The entries that follow should be reproduced exactly, with no images carried over.

◇ ◇ ◇

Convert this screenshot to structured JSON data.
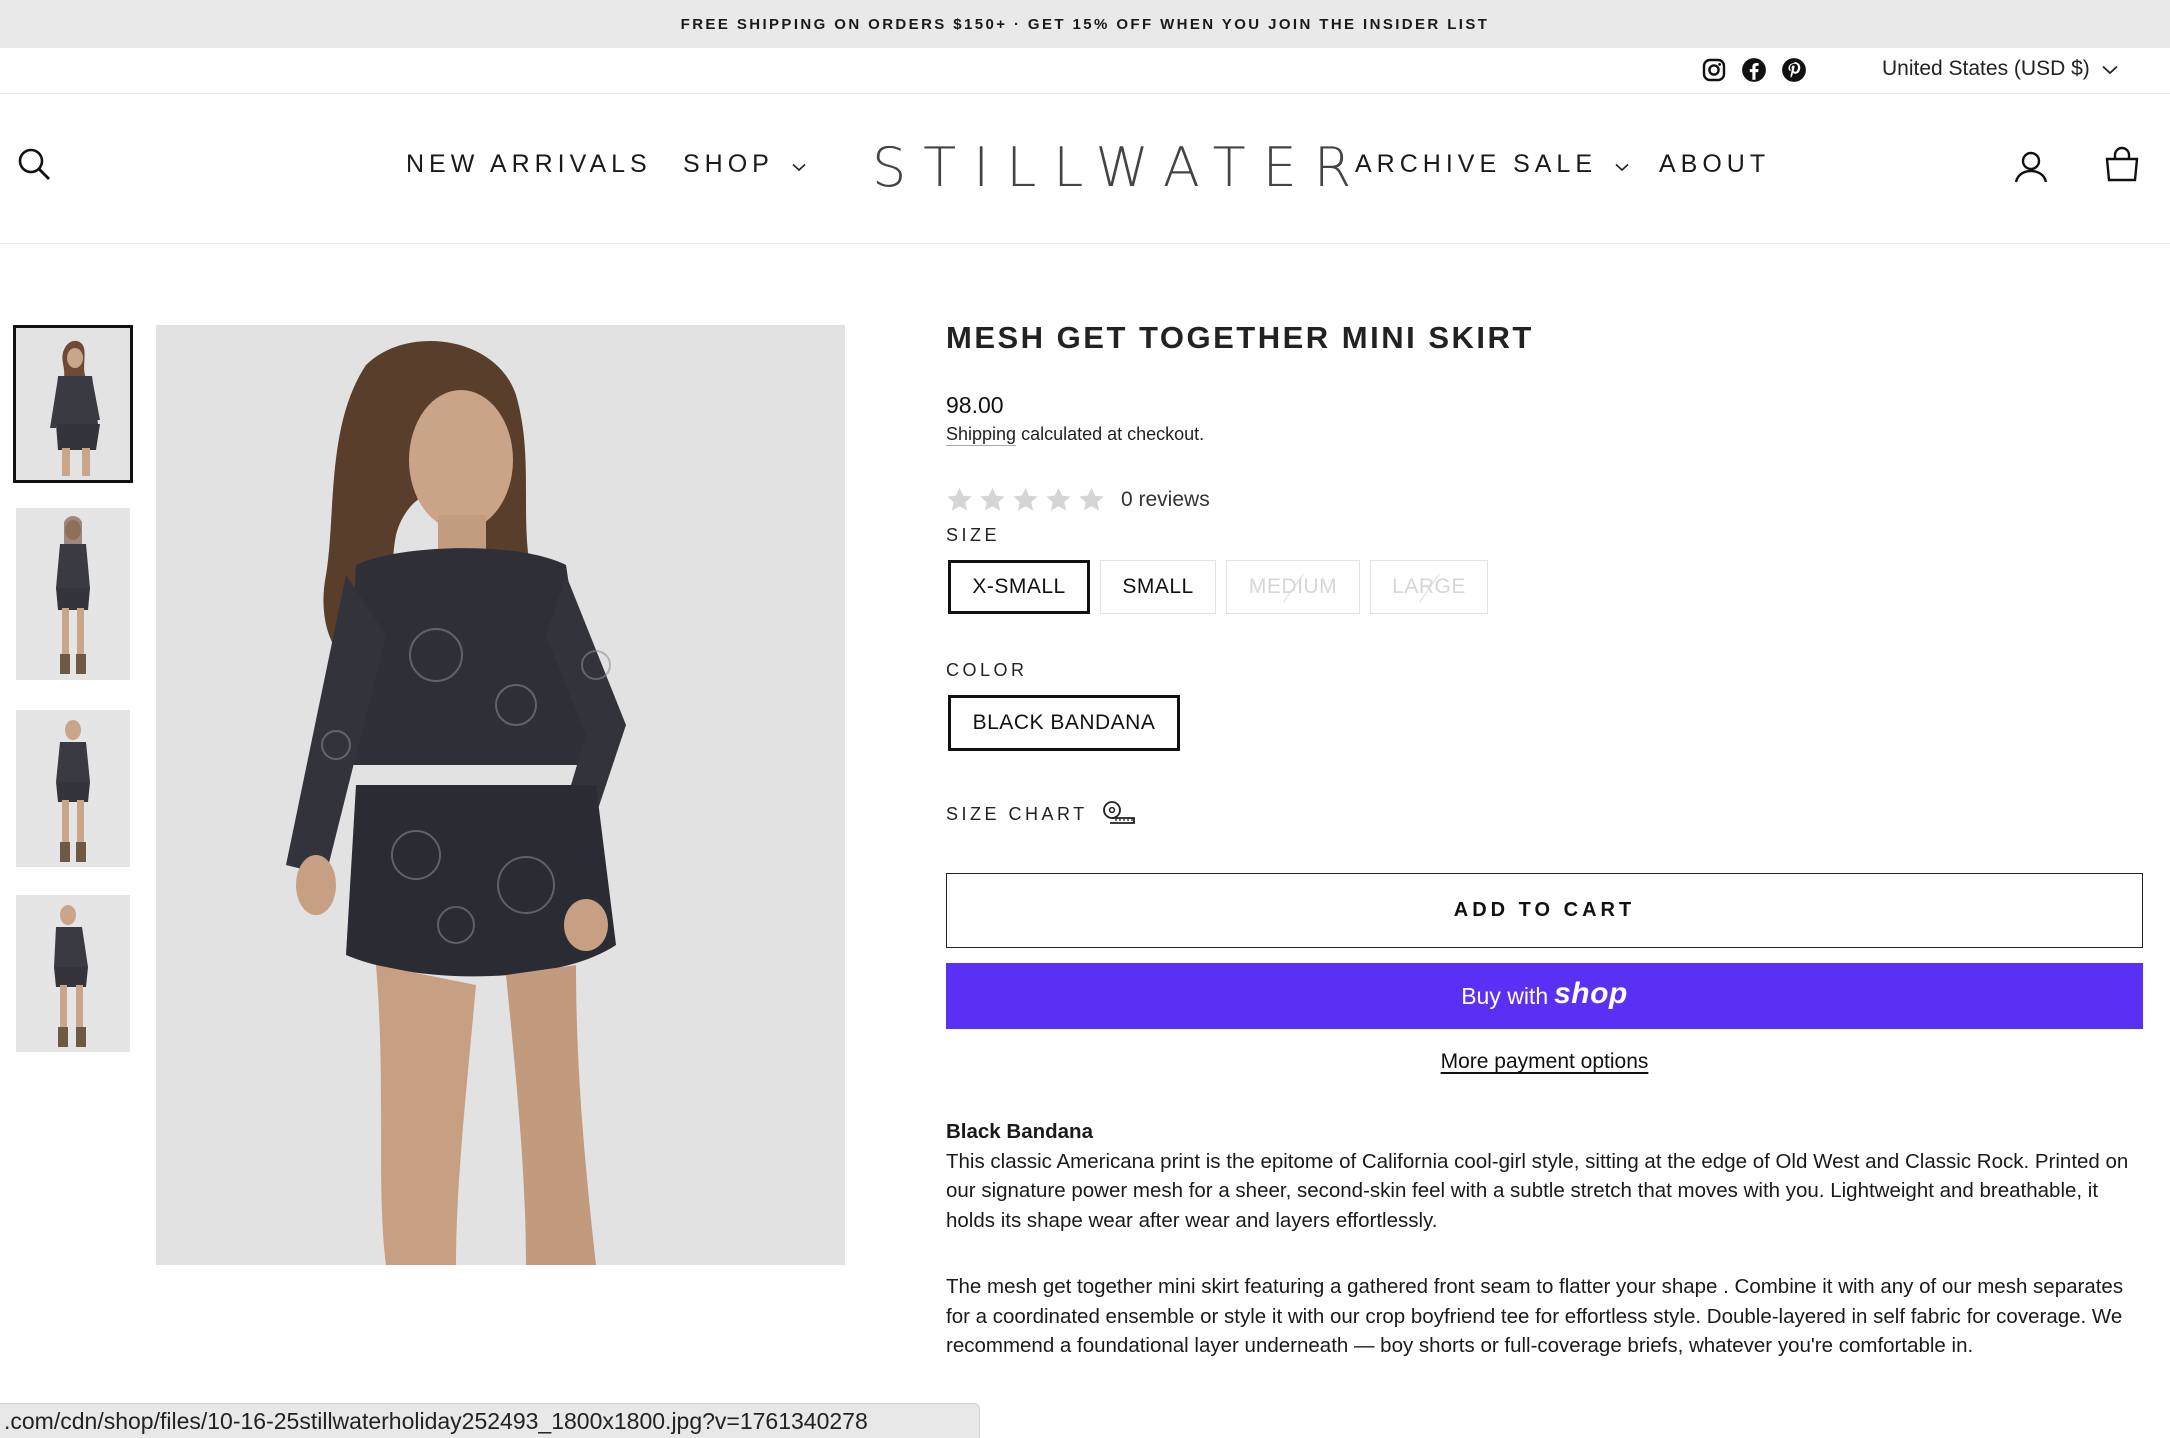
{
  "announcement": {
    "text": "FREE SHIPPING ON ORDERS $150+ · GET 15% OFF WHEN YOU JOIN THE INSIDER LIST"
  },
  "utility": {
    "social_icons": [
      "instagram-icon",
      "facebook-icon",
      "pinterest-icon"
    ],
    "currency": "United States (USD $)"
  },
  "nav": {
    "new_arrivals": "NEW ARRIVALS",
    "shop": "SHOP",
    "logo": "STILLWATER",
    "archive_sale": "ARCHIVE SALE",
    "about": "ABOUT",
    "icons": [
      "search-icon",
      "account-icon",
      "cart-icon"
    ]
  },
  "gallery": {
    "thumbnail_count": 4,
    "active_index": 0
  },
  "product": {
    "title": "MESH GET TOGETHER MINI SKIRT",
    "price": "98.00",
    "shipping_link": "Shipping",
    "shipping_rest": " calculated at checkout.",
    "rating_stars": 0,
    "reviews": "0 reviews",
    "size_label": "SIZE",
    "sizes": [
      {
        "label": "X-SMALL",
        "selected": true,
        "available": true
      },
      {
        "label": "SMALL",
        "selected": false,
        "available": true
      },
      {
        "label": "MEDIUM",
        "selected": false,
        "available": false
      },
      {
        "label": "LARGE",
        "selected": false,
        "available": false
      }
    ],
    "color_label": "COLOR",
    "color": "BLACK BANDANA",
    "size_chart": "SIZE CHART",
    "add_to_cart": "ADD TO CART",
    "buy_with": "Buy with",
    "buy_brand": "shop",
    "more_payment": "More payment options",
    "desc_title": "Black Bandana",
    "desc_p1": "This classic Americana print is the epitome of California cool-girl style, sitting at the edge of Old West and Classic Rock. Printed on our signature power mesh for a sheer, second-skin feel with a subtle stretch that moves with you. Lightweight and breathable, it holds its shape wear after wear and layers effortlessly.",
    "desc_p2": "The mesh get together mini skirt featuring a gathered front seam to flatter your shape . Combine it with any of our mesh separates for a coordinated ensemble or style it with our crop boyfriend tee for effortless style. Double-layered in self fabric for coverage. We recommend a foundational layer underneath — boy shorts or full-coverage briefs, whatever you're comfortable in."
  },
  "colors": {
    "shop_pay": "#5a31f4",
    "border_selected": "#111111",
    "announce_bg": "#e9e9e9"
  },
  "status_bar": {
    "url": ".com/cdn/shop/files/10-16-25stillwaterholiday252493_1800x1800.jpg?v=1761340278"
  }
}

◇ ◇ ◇

**TASK RESULT**
Convert this screenshot to structured JSON data.
{
  "announcement": {
    "text": "FREE SHIPPING ON ORDERS $150+ · GET 15% OFF WHEN YOU JOIN THE INSIDER LIST"
  },
  "utility": {
    "social_icons": [
      "instagram-icon",
      "facebook-icon",
      "pinterest-icon"
    ],
    "currency": "United States (USD $)"
  },
  "nav": {
    "new_arrivals": "NEW ARRIVALS",
    "shop": "SHOP",
    "logo": "STILLWATER",
    "archive_sale": "ARCHIVE SALE",
    "about": "ABOUT",
    "icons": [
      "search-icon",
      "account-icon",
      "cart-icon"
    ]
  },
  "gallery": {
    "thumbnail_count": 4,
    "active_index": 0
  },
  "product": {
    "title": "MESH GET TOGETHER MINI SKIRT",
    "price": "98.00",
    "shipping_link": "Shipping",
    "shipping_rest": " calculated at checkout.",
    "rating_stars": 0,
    "reviews": "0 reviews",
    "size_label": "SIZE",
    "sizes": [
      {
        "label": "X-SMALL",
        "selected": true,
        "available": true
      },
      {
        "label": "SMALL",
        "selected": false,
        "available": true
      },
      {
        "label": "MEDIUM",
        "selected": false,
        "available": false
      },
      {
        "label": "LARGE",
        "selected": false,
        "available": false
      }
    ],
    "color_label": "COLOR",
    "color": "BLACK BANDANA",
    "size_chart": "SIZE CHART",
    "add_to_cart": "ADD TO CART",
    "buy_with": "Buy with",
    "buy_brand": "shop",
    "more_payment": "More payment options",
    "desc_title": "Black Bandana",
    "desc_p1": "This classic Americana print is the epitome of California cool-girl style, sitting at the edge of Old West and Classic Rock. Printed on our signature power mesh for a sheer, second-skin feel with a subtle stretch that moves with you. Lightweight and breathable, it holds its shape wear after wear and layers effortlessly.",
    "desc_p2": "The mesh get together mini skirt featuring a gathered front seam to flatter your shape . Combine it with any of our mesh separates for a coordinated ensemble or style it with our crop boyfriend tee for effortless style. Double-layered in self fabric for coverage. We recommend a foundational layer underneath — boy shorts or full-coverage briefs, whatever you're comfortable in."
  },
  "colors": {
    "shop_pay": "#5a31f4",
    "border_selected": "#111111",
    "announce_bg": "#e9e9e9"
  },
  "status_bar": {
    "url": ".com/cdn/shop/files/10-16-25stillwaterholiday252493_1800x1800.jpg?v=1761340278"
  }
}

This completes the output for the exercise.